▶ ASSIGNMENT: If a line in the data below holds the word "JSON", copy it.

# # # # # # #

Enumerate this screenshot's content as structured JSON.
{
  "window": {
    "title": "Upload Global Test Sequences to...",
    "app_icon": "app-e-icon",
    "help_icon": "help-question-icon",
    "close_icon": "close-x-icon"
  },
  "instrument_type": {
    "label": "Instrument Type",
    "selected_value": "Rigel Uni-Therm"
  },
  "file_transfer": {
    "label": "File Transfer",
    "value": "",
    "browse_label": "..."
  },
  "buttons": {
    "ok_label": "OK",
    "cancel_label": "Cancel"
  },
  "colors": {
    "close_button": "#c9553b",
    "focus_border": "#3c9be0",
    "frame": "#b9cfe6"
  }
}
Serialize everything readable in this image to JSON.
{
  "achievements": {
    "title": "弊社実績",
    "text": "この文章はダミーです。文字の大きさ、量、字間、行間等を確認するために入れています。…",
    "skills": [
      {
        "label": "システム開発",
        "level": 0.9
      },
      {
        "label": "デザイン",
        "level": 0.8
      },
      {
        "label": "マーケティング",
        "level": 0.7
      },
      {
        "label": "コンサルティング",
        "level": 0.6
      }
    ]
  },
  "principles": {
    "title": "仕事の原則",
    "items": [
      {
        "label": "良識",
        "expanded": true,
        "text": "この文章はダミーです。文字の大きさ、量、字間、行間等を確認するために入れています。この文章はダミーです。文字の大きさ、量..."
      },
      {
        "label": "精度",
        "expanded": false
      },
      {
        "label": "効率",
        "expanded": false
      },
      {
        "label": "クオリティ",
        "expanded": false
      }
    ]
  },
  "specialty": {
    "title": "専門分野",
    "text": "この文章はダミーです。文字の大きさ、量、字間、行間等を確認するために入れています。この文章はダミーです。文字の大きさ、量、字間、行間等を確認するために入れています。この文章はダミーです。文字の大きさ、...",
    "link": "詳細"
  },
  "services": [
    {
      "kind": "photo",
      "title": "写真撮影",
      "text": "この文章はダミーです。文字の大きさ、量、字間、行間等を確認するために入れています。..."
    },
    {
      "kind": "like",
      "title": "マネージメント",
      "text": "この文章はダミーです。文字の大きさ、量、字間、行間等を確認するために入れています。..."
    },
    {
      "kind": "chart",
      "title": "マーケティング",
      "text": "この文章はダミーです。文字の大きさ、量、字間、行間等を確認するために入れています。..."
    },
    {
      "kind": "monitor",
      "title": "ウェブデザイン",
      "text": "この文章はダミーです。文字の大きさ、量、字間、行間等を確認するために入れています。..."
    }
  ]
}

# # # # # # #

▶ REPLY:
Enumerate this screenshot's content as structured JSON.
Serialize everything readable in this image to JSON.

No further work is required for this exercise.